→ Web page and app entries
=== Begin Enclosure ===
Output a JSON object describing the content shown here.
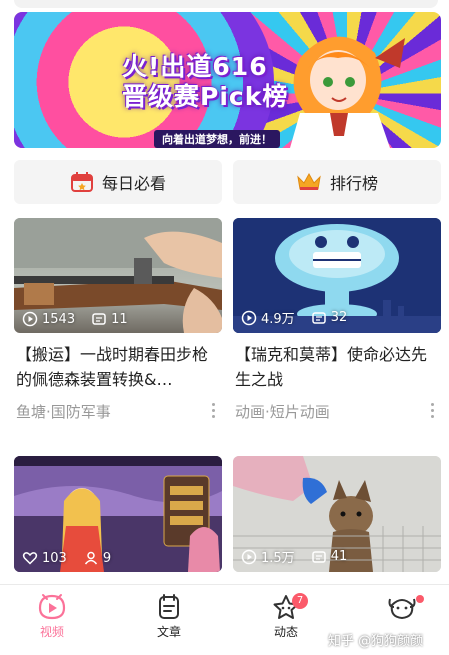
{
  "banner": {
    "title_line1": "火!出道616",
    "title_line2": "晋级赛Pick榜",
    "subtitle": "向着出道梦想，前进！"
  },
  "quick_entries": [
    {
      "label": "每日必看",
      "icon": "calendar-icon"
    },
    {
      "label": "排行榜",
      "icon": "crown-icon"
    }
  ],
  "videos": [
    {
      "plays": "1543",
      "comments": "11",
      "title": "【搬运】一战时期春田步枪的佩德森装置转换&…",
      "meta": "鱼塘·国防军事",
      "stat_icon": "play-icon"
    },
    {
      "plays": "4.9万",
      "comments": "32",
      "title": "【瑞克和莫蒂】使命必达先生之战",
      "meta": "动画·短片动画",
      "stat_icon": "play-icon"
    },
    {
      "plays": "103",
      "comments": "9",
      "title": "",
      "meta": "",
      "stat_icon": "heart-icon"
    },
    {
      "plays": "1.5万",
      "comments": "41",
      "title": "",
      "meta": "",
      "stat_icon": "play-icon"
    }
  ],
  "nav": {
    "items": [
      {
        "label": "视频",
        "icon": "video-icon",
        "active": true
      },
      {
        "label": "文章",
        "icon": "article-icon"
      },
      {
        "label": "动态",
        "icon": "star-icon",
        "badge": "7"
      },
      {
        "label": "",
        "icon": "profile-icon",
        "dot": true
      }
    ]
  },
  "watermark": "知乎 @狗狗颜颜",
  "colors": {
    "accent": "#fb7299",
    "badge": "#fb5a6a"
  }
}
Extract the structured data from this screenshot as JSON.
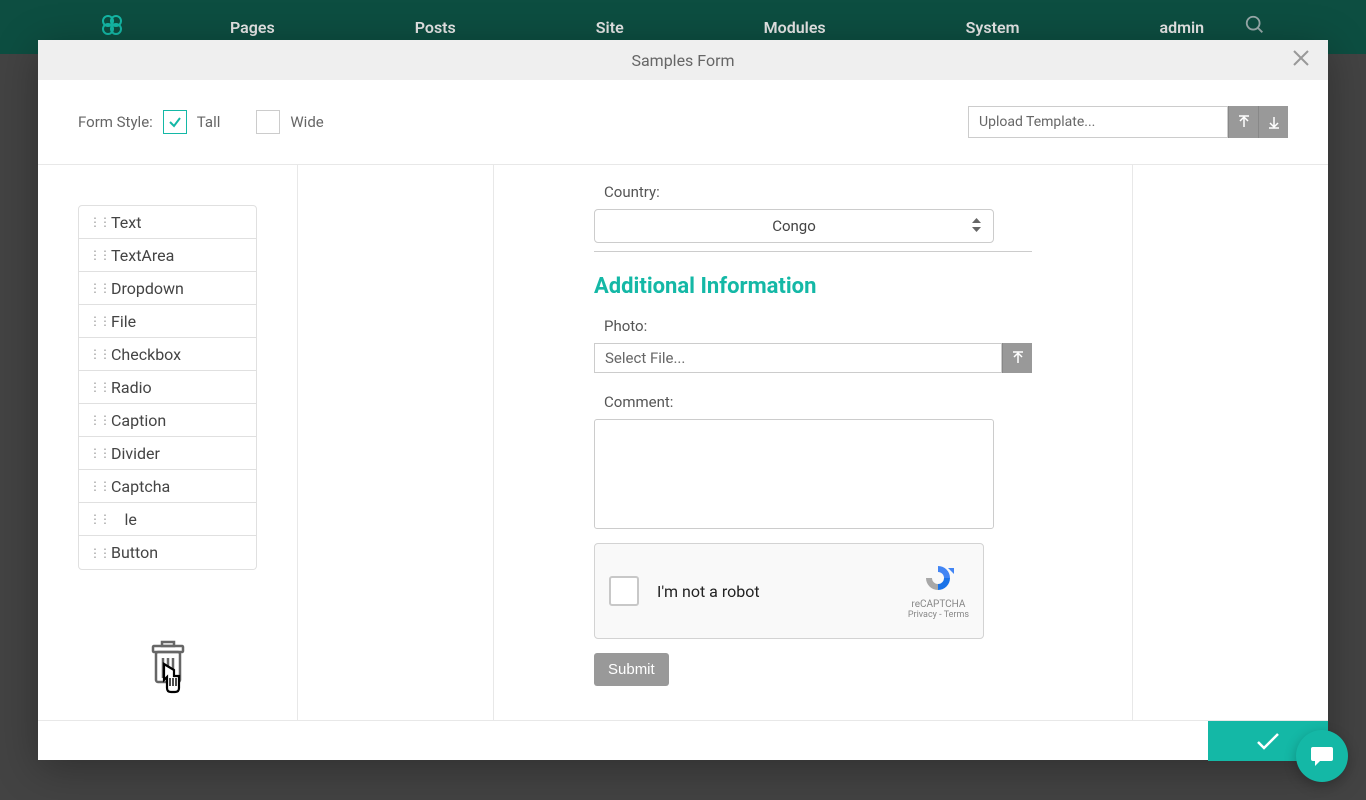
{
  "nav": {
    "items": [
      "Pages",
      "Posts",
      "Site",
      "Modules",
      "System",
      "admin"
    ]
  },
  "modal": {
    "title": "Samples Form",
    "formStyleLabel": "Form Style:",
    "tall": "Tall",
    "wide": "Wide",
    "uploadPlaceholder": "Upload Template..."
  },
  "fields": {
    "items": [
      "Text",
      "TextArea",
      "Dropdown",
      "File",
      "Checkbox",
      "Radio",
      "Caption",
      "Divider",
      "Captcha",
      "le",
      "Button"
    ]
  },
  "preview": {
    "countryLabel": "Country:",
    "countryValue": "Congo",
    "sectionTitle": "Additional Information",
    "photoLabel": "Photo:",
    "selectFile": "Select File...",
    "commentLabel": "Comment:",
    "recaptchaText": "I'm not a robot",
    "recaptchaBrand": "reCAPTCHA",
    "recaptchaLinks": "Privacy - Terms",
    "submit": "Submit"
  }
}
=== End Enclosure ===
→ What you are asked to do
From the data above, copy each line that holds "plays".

→ Solution to this problem
      "plays": "1543",
      "plays": "4.9万",
      "plays": "103",
      "plays": "1.5万",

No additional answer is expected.